Top of Dataset records

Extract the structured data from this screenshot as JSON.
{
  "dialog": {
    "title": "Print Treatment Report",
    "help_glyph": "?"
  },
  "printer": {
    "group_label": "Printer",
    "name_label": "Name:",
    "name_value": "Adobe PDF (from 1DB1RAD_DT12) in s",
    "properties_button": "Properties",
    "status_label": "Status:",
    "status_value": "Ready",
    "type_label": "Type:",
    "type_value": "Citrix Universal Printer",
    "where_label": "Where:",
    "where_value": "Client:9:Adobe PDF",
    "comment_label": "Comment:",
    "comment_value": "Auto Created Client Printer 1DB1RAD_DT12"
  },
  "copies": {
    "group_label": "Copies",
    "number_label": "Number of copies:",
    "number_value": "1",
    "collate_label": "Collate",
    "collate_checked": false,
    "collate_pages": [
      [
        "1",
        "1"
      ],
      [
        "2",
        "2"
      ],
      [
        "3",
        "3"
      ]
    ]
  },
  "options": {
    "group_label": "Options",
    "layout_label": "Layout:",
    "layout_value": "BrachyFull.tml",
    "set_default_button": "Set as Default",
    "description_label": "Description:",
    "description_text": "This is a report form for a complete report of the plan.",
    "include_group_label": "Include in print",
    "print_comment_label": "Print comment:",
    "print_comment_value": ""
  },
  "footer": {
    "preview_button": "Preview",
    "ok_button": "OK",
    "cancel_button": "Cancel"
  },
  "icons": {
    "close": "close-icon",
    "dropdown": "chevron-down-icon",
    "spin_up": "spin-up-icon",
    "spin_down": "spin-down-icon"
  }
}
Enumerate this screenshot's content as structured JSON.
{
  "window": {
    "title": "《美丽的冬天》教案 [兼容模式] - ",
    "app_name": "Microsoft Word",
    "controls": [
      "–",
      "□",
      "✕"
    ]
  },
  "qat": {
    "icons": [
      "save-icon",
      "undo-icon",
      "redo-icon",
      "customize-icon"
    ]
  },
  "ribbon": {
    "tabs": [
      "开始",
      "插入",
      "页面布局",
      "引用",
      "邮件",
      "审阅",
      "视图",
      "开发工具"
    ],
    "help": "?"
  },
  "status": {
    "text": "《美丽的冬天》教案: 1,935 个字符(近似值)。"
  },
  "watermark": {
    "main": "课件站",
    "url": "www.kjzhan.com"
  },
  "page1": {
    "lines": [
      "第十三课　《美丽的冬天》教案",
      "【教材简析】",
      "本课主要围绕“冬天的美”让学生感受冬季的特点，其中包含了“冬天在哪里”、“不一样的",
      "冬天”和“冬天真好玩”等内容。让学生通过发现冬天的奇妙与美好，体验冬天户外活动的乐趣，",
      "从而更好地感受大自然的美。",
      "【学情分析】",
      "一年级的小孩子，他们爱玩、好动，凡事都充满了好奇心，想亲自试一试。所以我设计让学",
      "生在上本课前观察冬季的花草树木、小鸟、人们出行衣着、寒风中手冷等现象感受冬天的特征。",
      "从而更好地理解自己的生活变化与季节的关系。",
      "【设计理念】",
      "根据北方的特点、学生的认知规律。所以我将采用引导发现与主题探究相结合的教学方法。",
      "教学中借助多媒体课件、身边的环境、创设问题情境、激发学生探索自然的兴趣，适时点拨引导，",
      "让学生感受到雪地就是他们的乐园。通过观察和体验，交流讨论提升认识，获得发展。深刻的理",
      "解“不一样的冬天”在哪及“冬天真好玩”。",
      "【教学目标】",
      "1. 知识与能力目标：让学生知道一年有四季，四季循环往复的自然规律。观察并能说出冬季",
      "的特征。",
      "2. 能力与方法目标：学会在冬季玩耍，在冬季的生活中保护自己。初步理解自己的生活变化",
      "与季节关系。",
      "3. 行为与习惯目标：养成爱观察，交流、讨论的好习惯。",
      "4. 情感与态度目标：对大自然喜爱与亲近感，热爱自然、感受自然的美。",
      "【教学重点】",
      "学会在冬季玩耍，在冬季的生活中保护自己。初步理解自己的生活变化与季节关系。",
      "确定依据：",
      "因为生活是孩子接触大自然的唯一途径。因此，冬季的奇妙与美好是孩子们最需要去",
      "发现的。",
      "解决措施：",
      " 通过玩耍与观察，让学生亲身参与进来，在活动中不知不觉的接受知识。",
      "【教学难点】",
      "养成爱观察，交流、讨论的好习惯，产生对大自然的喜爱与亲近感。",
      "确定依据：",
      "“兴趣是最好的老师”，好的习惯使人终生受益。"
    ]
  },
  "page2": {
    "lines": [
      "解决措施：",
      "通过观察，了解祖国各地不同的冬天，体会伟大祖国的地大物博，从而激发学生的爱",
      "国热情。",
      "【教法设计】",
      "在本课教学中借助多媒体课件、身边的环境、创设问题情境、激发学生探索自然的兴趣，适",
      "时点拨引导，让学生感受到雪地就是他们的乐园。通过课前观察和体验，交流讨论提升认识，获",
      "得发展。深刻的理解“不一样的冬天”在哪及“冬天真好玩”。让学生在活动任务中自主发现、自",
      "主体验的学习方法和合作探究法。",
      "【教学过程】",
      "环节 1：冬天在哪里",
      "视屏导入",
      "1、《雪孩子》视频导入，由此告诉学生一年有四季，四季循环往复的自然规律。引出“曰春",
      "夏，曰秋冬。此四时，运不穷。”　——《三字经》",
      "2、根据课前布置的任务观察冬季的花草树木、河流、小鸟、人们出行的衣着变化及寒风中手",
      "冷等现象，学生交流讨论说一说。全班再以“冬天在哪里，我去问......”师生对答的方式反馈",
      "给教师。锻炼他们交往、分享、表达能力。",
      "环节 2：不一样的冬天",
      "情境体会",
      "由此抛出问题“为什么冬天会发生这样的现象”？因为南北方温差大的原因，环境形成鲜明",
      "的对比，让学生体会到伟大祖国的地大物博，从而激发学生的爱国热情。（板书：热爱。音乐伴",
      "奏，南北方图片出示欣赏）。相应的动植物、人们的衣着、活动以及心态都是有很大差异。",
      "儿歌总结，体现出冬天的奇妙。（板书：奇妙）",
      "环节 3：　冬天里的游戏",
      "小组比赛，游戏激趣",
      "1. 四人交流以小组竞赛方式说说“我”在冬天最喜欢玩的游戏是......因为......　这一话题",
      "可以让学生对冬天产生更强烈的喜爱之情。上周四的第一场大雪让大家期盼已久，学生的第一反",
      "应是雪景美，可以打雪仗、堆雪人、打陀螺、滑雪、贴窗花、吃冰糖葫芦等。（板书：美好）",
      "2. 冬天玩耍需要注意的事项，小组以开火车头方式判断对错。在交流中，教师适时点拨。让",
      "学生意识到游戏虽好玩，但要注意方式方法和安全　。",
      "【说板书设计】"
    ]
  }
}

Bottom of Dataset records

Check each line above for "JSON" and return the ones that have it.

Extract the structured data from this screenshot as JSON.
Enumerate this screenshot's content as structured JSON.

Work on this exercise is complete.